[Page and application data records]
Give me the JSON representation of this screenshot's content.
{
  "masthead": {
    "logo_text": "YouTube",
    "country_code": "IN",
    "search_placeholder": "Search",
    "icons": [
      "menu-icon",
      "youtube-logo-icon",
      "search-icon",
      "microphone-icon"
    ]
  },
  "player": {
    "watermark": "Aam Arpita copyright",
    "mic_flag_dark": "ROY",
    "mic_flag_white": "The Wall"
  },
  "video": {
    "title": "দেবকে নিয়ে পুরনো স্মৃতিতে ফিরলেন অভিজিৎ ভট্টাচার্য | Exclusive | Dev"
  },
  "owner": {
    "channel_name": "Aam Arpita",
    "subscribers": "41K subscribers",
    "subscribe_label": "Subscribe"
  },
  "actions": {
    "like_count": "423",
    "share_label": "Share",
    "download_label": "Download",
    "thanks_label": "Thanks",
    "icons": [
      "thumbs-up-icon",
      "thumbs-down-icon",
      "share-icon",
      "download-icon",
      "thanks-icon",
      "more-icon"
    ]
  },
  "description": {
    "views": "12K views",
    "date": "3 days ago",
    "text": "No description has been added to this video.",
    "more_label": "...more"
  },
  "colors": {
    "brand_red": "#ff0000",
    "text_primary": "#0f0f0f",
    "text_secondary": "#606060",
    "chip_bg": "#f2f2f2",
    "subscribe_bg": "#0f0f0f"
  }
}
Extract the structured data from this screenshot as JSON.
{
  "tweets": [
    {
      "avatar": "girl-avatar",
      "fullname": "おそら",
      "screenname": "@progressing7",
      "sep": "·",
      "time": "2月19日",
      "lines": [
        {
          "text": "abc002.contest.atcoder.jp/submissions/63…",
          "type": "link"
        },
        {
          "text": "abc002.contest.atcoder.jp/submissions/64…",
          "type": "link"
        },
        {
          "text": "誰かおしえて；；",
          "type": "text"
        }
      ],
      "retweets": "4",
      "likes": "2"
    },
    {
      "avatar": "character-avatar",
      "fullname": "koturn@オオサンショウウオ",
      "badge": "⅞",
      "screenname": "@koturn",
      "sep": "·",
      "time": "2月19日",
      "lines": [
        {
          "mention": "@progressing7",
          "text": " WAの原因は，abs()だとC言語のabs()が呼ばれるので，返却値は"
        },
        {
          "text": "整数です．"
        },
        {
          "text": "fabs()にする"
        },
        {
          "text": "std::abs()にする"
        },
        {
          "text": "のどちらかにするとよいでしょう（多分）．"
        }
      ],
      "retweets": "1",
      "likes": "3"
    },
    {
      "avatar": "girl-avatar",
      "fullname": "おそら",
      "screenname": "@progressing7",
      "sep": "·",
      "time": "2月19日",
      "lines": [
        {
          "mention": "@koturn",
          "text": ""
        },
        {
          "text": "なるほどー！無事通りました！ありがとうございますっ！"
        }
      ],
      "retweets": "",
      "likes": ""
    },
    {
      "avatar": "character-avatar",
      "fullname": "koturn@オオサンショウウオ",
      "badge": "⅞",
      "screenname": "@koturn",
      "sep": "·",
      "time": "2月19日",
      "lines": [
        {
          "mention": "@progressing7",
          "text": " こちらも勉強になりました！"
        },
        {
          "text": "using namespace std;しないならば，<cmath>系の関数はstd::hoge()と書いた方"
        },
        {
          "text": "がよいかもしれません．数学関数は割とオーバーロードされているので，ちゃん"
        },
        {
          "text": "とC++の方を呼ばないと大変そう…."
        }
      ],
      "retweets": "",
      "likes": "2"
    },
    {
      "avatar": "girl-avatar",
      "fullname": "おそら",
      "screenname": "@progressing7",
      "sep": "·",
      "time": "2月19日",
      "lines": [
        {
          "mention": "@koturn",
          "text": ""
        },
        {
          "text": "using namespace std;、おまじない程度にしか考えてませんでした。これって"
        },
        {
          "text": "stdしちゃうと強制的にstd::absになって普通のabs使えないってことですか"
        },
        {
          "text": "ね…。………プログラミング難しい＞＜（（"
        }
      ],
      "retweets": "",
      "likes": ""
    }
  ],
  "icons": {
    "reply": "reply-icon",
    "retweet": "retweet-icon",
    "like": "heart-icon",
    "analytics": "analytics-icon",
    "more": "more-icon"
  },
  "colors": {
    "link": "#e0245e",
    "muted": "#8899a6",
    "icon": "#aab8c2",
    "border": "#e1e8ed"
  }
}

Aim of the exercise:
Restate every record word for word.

Problem solution:
Give me the JSON representation of this screenshot's content.
{
  "masthead": {
    "logo_text": "YouTube",
    "country_code": "IN",
    "search_placeholder": "Search",
    "icons": [
      "menu-icon",
      "youtube-logo-icon",
      "search-icon",
      "microphone-icon"
    ]
  },
  "player": {
    "watermark": "Aam Arpita copyright",
    "mic_flag_dark": "ROY",
    "mic_flag_white": "The Wall"
  },
  "video": {
    "title": "দেবকে নিয়ে পুরনো স্মৃতিতে ফিরলেন অভিজিৎ ভট্টাচার্য | Exclusive | Dev"
  },
  "owner": {
    "channel_name": "Aam Arpita",
    "subscribers": "41K subscribers",
    "subscribe_label": "Subscribe"
  },
  "actions": {
    "like_count": "423",
    "share_label": "Share",
    "download_label": "Download",
    "thanks_label": "Thanks",
    "icons": [
      "thumbs-up-icon",
      "thumbs-down-icon",
      "share-icon",
      "download-icon",
      "thanks-icon",
      "more-icon"
    ]
  },
  "description": {
    "views": "12K views",
    "date": "3 days ago",
    "text": "No description has been added to this video.",
    "more_label": "...more"
  },
  "colors": {
    "brand_red": "#ff0000",
    "text_primary": "#0f0f0f",
    "text_secondary": "#606060",
    "chip_bg": "#f2f2f2",
    "subscribe_bg": "#0f0f0f"
  }
}
Extract the structured data from this screenshot as JSON.
{
  "tweets": [
    {
      "avatar": "girl-avatar",
      "fullname": "おそら",
      "screenname": "@progressing7",
      "sep": "·",
      "time": "2月19日",
      "lines": [
        {
          "text": "abc002.contest.atcoder.jp/submissions/63…",
          "type": "link"
        },
        {
          "text": "abc002.contest.atcoder.jp/submissions/64…",
          "type": "link"
        },
        {
          "text": "誰かおしえて；；",
          "type": "text"
        }
      ],
      "retweets": "4",
      "likes": "2"
    },
    {
      "avatar": "character-avatar",
      "fullname": "koturn@オオサンショウウオ",
      "badge": "⅞",
      "screenname": "@koturn",
      "sep": "·",
      "time": "2月19日",
      "lines": [
        {
          "mention": "@progressing7",
          "text": " WAの原因は，abs()だとC言語のabs()が呼ばれるので，返却値は"
        },
        {
          "text": "整数です．"
        },
        {
          "text": "fabs()にする"
        },
        {
          "text": "std::abs()にする"
        },
        {
          "text": "のどちらかにするとよいでしょう（多分）．"
        }
      ],
      "retweets": "1",
      "likes": "3"
    },
    {
      "avatar": "girl-avatar",
      "fullname": "おそら",
      "screenname": "@progressing7",
      "sep": "·",
      "time": "2月19日",
      "lines": [
        {
          "mention": "@koturn",
          "text": ""
        },
        {
          "text": "なるほどー！無事通りました！ありがとうございますっ！"
        }
      ],
      "retweets": "",
      "likes": ""
    },
    {
      "avatar": "character-avatar",
      "fullname": "koturn@オオサンショウウオ",
      "badge": "⅞",
      "screenname": "@koturn",
      "sep": "·",
      "time": "2月19日",
      "lines": [
        {
          "mention": "@progressing7",
          "text": " こちらも勉強になりました！"
        },
        {
          "text": "using namespace std;しないならば，<cmath>系の関数はstd::hoge()と書いた方"
        },
        {
          "text": "がよいかもしれません．数学関数は割とオーバーロードされているので，ちゃん"
        },
        {
          "text": "とC++の方を呼ばないと大変そう…."
        }
      ],
      "retweets": "",
      "likes": "2"
    },
    {
      "avatar": "girl-avatar",
      "fullname": "おそら",
      "screenname": "@progressing7",
      "sep": "·",
      "time": "2月19日",
      "lines": [
        {
          "mention": "@koturn",
          "text": ""
        },
        {
          "text": "using namespace std;、おまじない程度にしか考えてませんでした。これって"
        },
        {
          "text": "stdしちゃうと強制的にstd::absになって普通のabs使えないってことですか"
        },
        {
          "text": "ね…。………プログラミング難しい＞＜（（"
        }
      ],
      "retweets": "",
      "likes": ""
    }
  ],
  "icons": {
    "reply": "reply-icon",
    "retweet": "retweet-icon",
    "like": "heart-icon",
    "analytics": "analytics-icon",
    "more": "more-icon"
  },
  "colors": {
    "link": "#e0245e",
    "muted": "#8899a6",
    "icon": "#aab8c2",
    "border": "#e1e8ed"
  }
}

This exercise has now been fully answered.